The Mining ModerniserHow a strong commitment to R&D has enabled BEAKE Africa Group to offer cutting edge engineering services and solutions to mining clients across the region  Writer: Tom Wadlow  |  Project Manager: Donovan Smith Of all the industrial endeavours occurring across Africa, few change the lives of people more than mining.If carried out responsibly, mining projects have the potential to transform entire communities for the better, be it through direct employment, training, CSR activities or development of critical infrastructure such as roads, schools, sanitation and hospitals.And it is big business, a massive contributor to national economies up and down the continent.In 2016, for example, West Africa supplied 22.6 percent of the world’s rutile (titanium oxide), 11.5 percent of its bauxite, 9.4 percent of its gold and 5.6 percent of its uranium. In 2017, the region exported minerals worth $16.1 billion, 26.3 percent more than the previous year, mainly as a result of the large increase in Guinea’s exports.South Africa’s mining industry is also growing.
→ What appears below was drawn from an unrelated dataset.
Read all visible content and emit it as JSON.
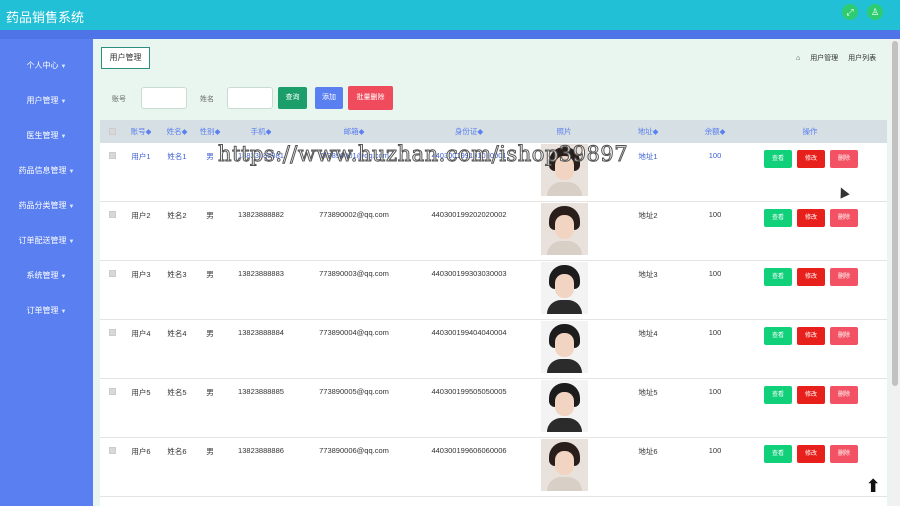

The historical backbone of the nation’s economy, mining for the year ending June 2019 generated R529 billion ($35.78 billion), an increase of nine percent on the previous period.For companies such as BEAKE Afrika Group, a leading provider of engineering services and steel solutions to the SA industry, opportunities are aplenty.“The industry has survived a lot of challenges and it has developed many pioneering technologies over the years,” comments Abrey Moagi, the company’s Managing Director. “There is still room for improvement to eliminate fatalities and injuries by developing more sophisticated technologies – this will also help to render the industry

Tom Wadlow Donovan Smith By Tom Wadlow Donovan Smith